It took the rest of us a few years to catch on, but a number of social accidents--the rise of homes dependent on two incomes, AIDS, the children of divorce swearing not to follow their parents--have apparently convinced couples to stop running from their histories and to work with what they have. We have become perhaps the most highly educated generation of lovers in history. Therapists report feeling compelled to read Hendrix's best seller simply because all their patients already have.
All this has put Cupid on the verge of a comeback. For decades, romantic love, or "the love illusion" as professionals call it, has been suspect, and many therapists, like Grebel, still blame our culture for supporting the "frail hopes and fantasies" of romance. "It's hard to escape all that pathology," Grebel says. "But that's not real love."
And yet, if we are to come to terms with our childhood hurts, we must fall in love with our parental substitutes. Real love, says Hendrix, is only born in the midst of the power struggle that romantic love ushers in. Accordingly, therapists have learned to talk about romance's positive side. "Romantic love has an enormous imaginative power. Make hay while the sun shines," says Penn, admitting that she probably would not have made those kinds of statements only a few years ago. "Go with your heart," echoes Hendrix.
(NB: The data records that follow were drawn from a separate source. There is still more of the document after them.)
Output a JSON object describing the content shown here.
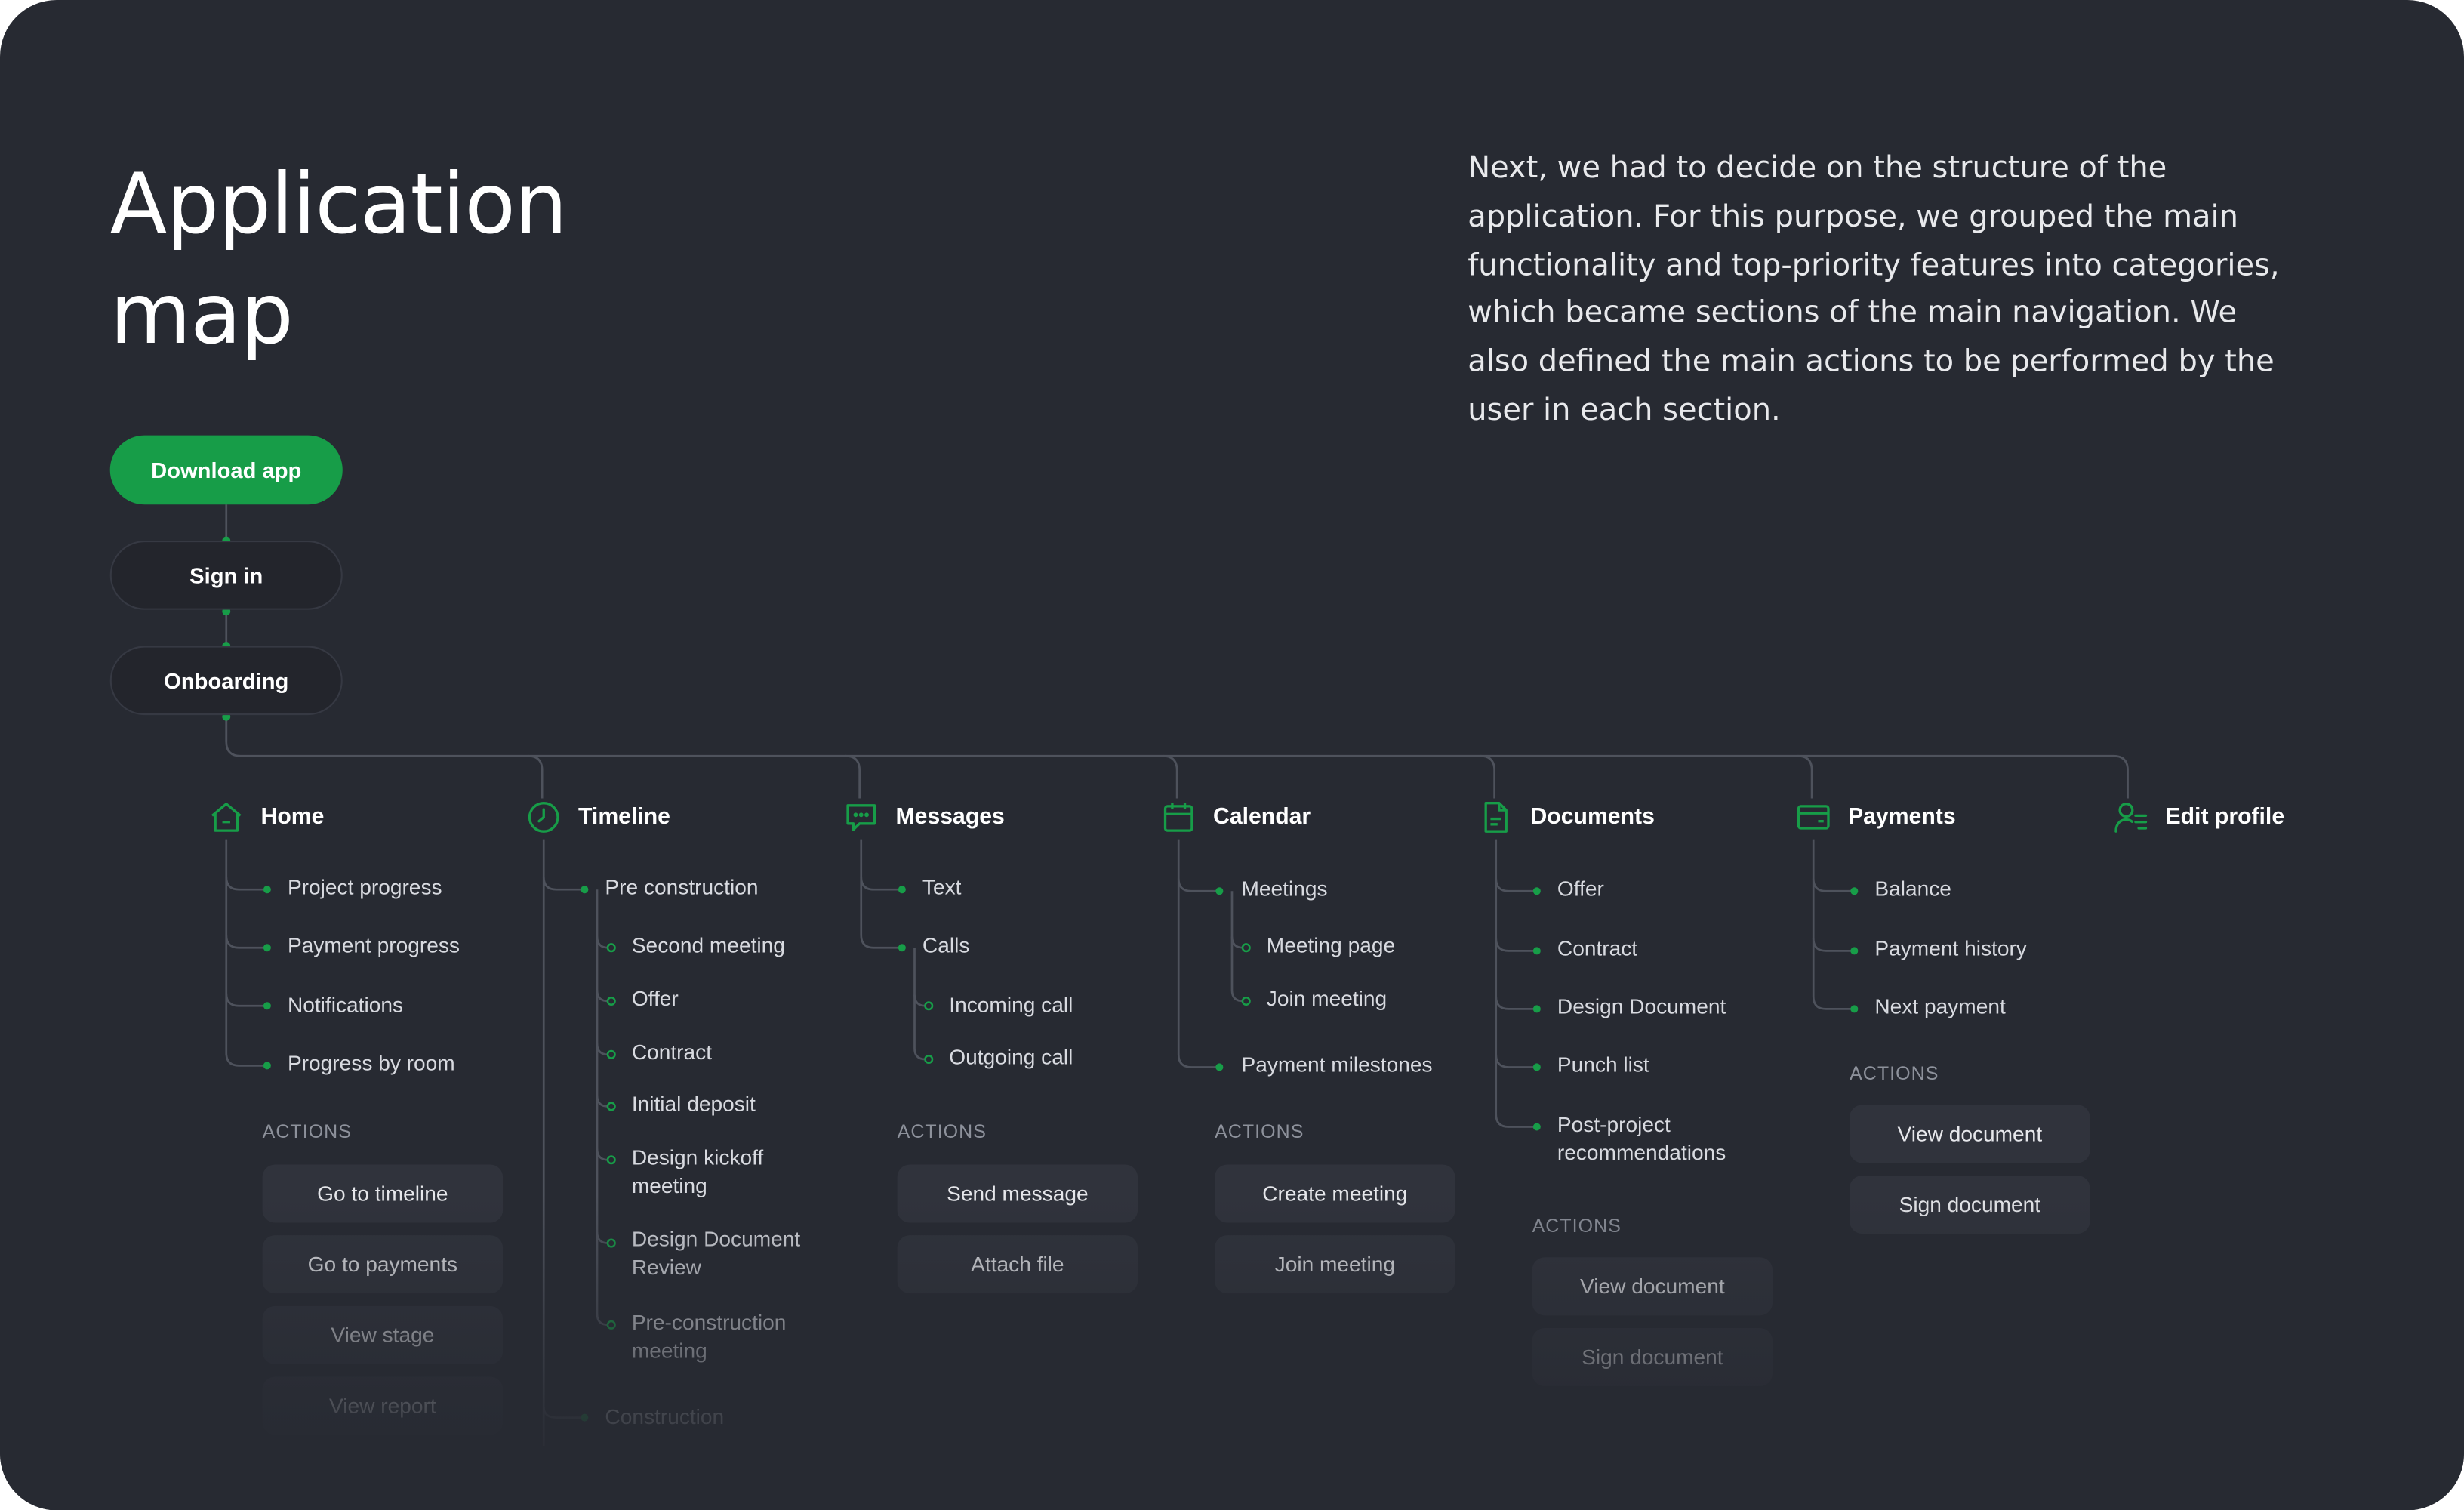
{
  "title_line1": "Application",
  "title_line2": "map",
  "intro": "Next, we had to decide on the structure of the application. For this purpose, we grouped the main functionality and top-priority features into categories, which became sections of the main navigation. We also defined the main actions to be performed by the user in each section.",
  "flow": {
    "download": "Download app",
    "signin": "Sign in",
    "onboarding": "Onboarding"
  },
  "actions_label": "ACTIONS",
  "colors": {
    "accent": "#179d48",
    "background": "#272a32",
    "button": "#30333c"
  },
  "sections": {
    "home": {
      "label": "Home",
      "icon": "home-icon",
      "items": [
        "Project progress",
        "Payment progress",
        "Notifications",
        "Progress by room"
      ],
      "actions": [
        "Go to timeline",
        "Go to payments",
        "View stage",
        "View report"
      ]
    },
    "timeline": {
      "label": "Timeline",
      "icon": "clock-icon",
      "items": [
        "Pre construction",
        "Second meeting",
        "Offer",
        "Contract",
        "Initial deposit",
        "Design kickoff meeting",
        "Design Document Review",
        "Pre-construction meeting",
        "Construction"
      ]
    },
    "messages": {
      "label": "Messages",
      "icon": "chat-icon",
      "items": [
        "Text",
        "Calls",
        "Incoming call",
        "Outgoing call"
      ],
      "actions": [
        "Send message",
        "Attach file"
      ]
    },
    "calendar": {
      "label": "Calendar",
      "icon": "calendar-icon",
      "items": [
        "Meetings",
        "Meeting page",
        "Join meeting",
        "Payment milestones"
      ],
      "actions": [
        "Create meeting",
        "Join meeting"
      ]
    },
    "documents": {
      "label": "Documents",
      "icon": "document-icon",
      "items": [
        "Offer",
        "Contract",
        "Design Document",
        "Punch list",
        "Post-project recommendations"
      ],
      "actions": [
        "View document",
        "Sign document"
      ]
    },
    "payments": {
      "label": "Payments",
      "icon": "card-icon",
      "items": [
        "Balance",
        "Payment history",
        "Next payment"
      ],
      "actions": [
        "View document",
        "Sign document"
      ]
    },
    "profile": {
      "label": "Edit profile",
      "icon": "user-edit-icon"
    }
  }
}
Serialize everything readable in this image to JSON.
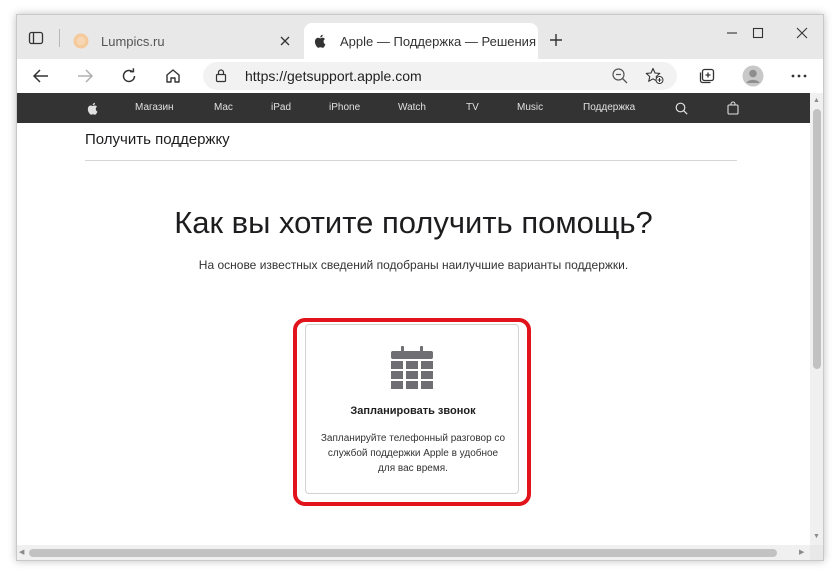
{
  "tabs": [
    {
      "title": "Lumpics.ru",
      "favicon": "lumpics-favicon",
      "active": false
    },
    {
      "title": "Apple — Поддержка — Решения",
      "favicon": "apple-logo-icon",
      "active": true
    }
  ],
  "address_bar": {
    "url": "https://getsupport.apple.com"
  },
  "apple_nav": {
    "items": [
      "Магазин",
      "Mac",
      "iPad",
      "iPhone",
      "Watch",
      "TV",
      "Music",
      "Поддержка"
    ]
  },
  "page": {
    "section_title": "Получить поддержку",
    "hero_title": "Как вы хотите получить помощь?",
    "hero_subtitle": "На основе известных сведений подобраны наилучшие варианты поддержки.",
    "card": {
      "icon": "calendar-icon",
      "title": "Запланировать звонок",
      "description": "Запланируйте телефонный разговор со службой поддержки Apple в удобное для вас время."
    }
  },
  "colors": {
    "highlight": "#e0141a",
    "apple_nav_bg": "#333333",
    "calendar_icon": "#6e6e73"
  }
}
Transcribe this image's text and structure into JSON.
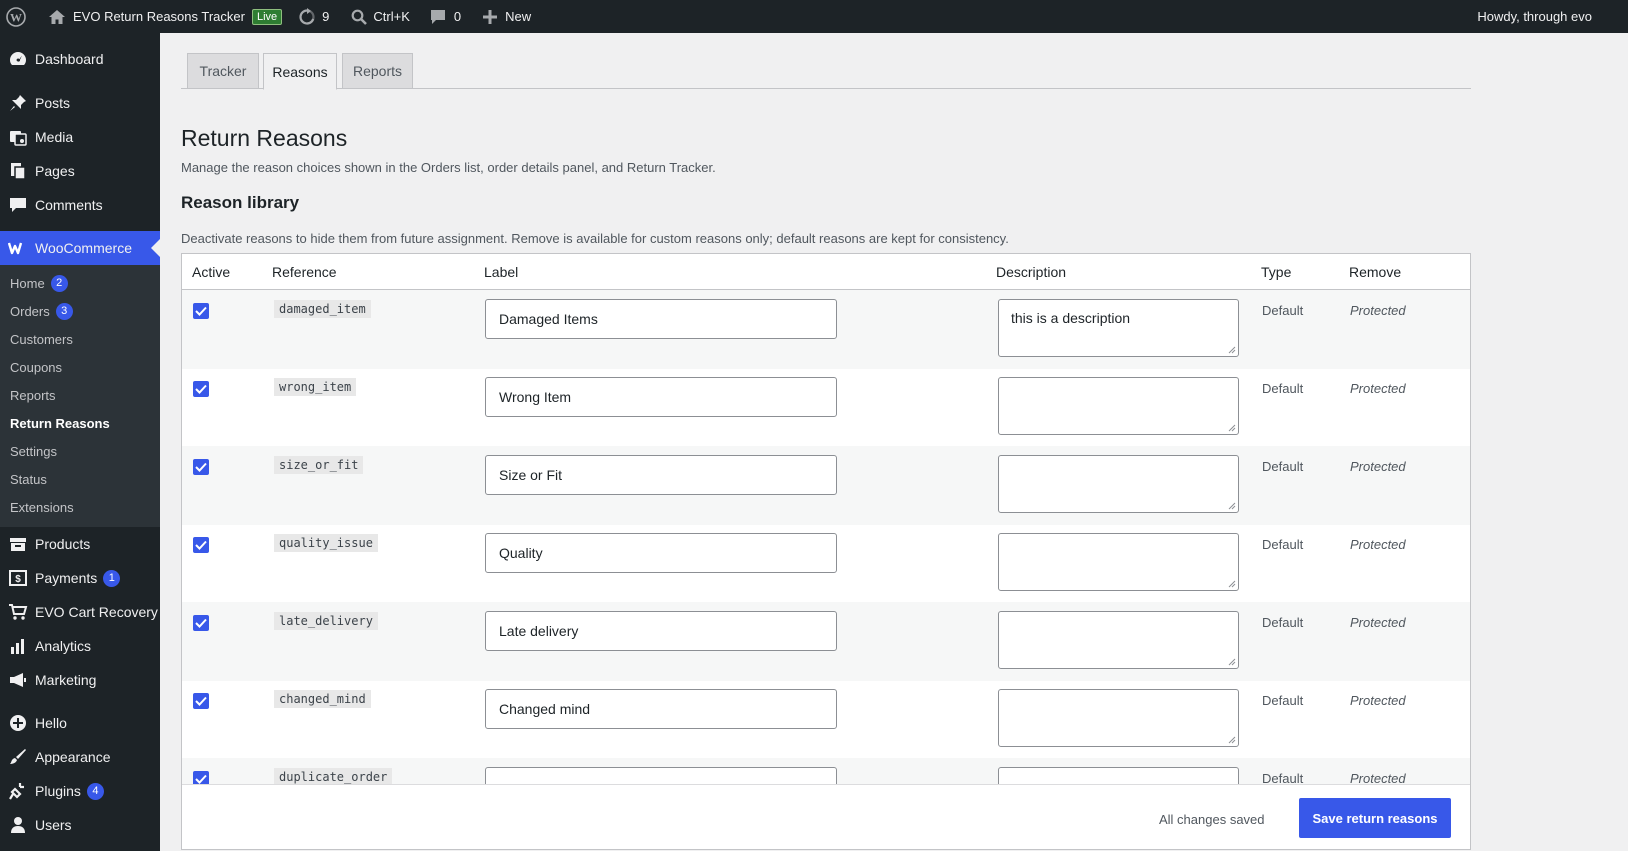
{
  "adminbar": {
    "site_name": "EVO Return Reasons Tracker",
    "live_badge": "Live",
    "updates_count": "9",
    "search_shortcut": "Ctrl+K",
    "comments_count": "0",
    "new_label": "New",
    "howdy": "Howdy, through evo"
  },
  "sidebar": {
    "dashboard": "Dashboard",
    "posts": "Posts",
    "media": "Media",
    "pages": "Pages",
    "comments": "Comments",
    "woocommerce": "WooCommerce",
    "woo_sub": [
      {
        "label": "Home",
        "badge": "2"
      },
      {
        "label": "Orders",
        "badge": "3"
      },
      {
        "label": "Customers"
      },
      {
        "label": "Coupons"
      },
      {
        "label": "Reports"
      },
      {
        "label": "Return Reasons"
      },
      {
        "label": "Settings"
      },
      {
        "label": "Status"
      },
      {
        "label": "Extensions"
      }
    ],
    "products": "Products",
    "payments": "Payments",
    "payments_badge": "1",
    "evo_cart": "EVO Cart Recovery",
    "analytics": "Analytics",
    "marketing": "Marketing",
    "hello": "Hello",
    "appearance": "Appearance",
    "plugins": "Plugins",
    "plugins_badge": "4",
    "users": "Users"
  },
  "tabs": [
    "Tracker",
    "Reasons",
    "Reports"
  ],
  "page": {
    "title": "Return Reasons",
    "description": "Manage the reason choices shown in the Orders list, order details panel, and Return Tracker.",
    "section_title": "Reason library",
    "section_description": "Deactivate reasons to hide them from future assignment. Remove is available for custom reasons only; default reasons are kept for consistency."
  },
  "table": {
    "headers": [
      "Active",
      "Reference",
      "Label",
      "Description",
      "Type",
      "Remove"
    ],
    "rows": [
      {
        "ref": "damaged_item",
        "label": "Damaged Items",
        "description": "this is a description",
        "type": "Default",
        "remove": "Protected"
      },
      {
        "ref": "wrong_item",
        "label": "Wrong Item",
        "description": "",
        "type": "Default",
        "remove": "Protected"
      },
      {
        "ref": "size_or_fit",
        "label": "Size or Fit",
        "description": "",
        "type": "Default",
        "remove": "Protected"
      },
      {
        "ref": "quality_issue",
        "label": "Quality",
        "description": "",
        "type": "Default",
        "remove": "Protected"
      },
      {
        "ref": "late_delivery",
        "label": "Late delivery",
        "description": "",
        "type": "Default",
        "remove": "Protected"
      },
      {
        "ref": "changed_mind",
        "label": "Changed mind",
        "description": "",
        "type": "Default",
        "remove": "Protected"
      },
      {
        "ref": "duplicate_order",
        "label": "",
        "description": "",
        "type": "Default",
        "remove": "Protected"
      }
    ]
  },
  "footer": {
    "status": "All changes saved",
    "save_label": "Save return reasons"
  },
  "colors": {
    "accent": "#3858e9",
    "adminbar": "#1d2327",
    "current_menu": "#2271b1"
  }
}
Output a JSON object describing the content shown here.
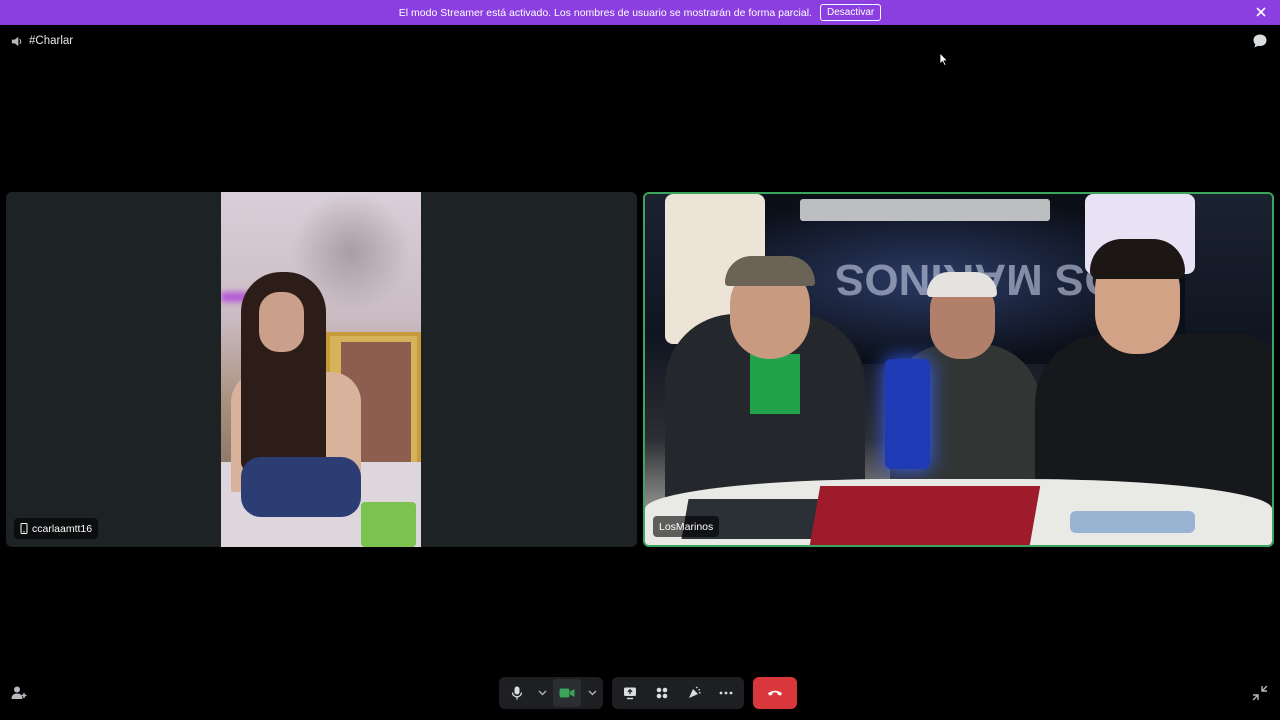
{
  "banner": {
    "message": "El modo Streamer está activado. Los nombres de usuario se mostrarán de forma parcial.",
    "button_label": "Desactivar",
    "background": "#8b3fe0"
  },
  "channel": {
    "name": "#Charlar",
    "icon": "speaker-icon"
  },
  "participants": [
    {
      "name": "ccarlaamtt16",
      "device_icon": "mobile-icon",
      "speaking": false
    },
    {
      "name": "LosMarinos",
      "speaking": true,
      "speaking_color": "#3ba55c"
    }
  ],
  "controls": {
    "mic_icon": "microphone-icon",
    "camera_icon": "camera-icon",
    "camera_color": "#3ba55c",
    "screen_share_icon": "screen-share-icon",
    "activities_icon": "activities-icon",
    "soundboard_icon": "soundboard-icon",
    "more_icon": "more-icon",
    "end_call_icon": "phone-hangup-icon",
    "end_call_color": "#da373c"
  }
}
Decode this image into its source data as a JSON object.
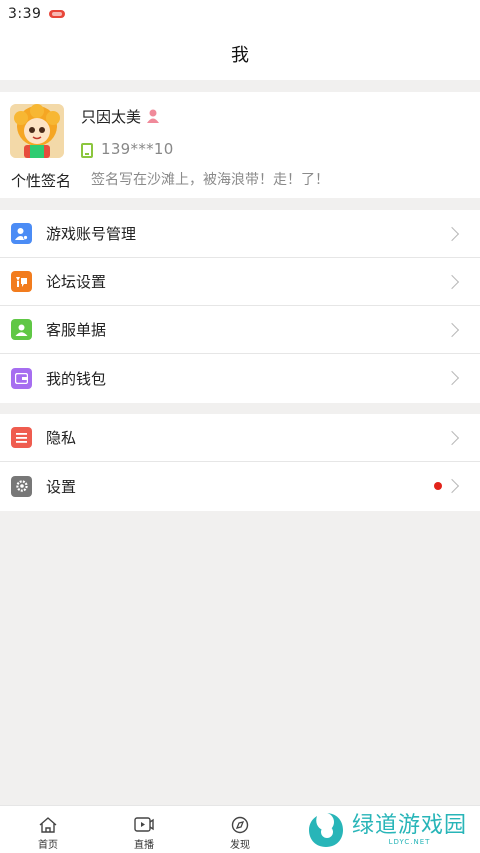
{
  "status_bar": {
    "time": "3:39"
  },
  "nav": {
    "title": "我"
  },
  "profile": {
    "username": "只因太美",
    "phone": "139***10",
    "signature_label": "个性签名",
    "signature_text": "签名写在沙滩上，被海浪带！走！了！"
  },
  "menu_group_1": [
    {
      "label": "游戏账号管理",
      "icon": "user-account-icon",
      "color": "#4b8cf5"
    },
    {
      "label": "论坛设置",
      "icon": "forum-icon",
      "color": "#f27c1e"
    },
    {
      "label": "客服单据",
      "icon": "customer-service-icon",
      "color": "#5fc745"
    },
    {
      "label": "我的钱包",
      "icon": "wallet-icon",
      "color": "#a66ef0"
    }
  ],
  "menu_group_2": [
    {
      "label": "隐私",
      "icon": "privacy-icon",
      "color": "#ef5c4f"
    },
    {
      "label": "设置",
      "icon": "settings-gear-icon",
      "color": "#777777",
      "has_notification_dot": true
    }
  ],
  "tabbar": [
    {
      "label": "首页",
      "icon": "home-icon"
    },
    {
      "label": "直播",
      "icon": "live-video-icon"
    },
    {
      "label": "发现",
      "icon": "discover-icon"
    }
  ],
  "watermark": {
    "cn": "绿道游戏园",
    "en": "LDYC.NET"
  },
  "colors": {
    "accent_red": "#e2231a",
    "phone_green": "#8cc63e",
    "watermark_teal": "#28b5b8"
  }
}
The alternative, he says, "might be a love without passion."
And on Valentine's Day, it might mean going without those little chocolate hearts.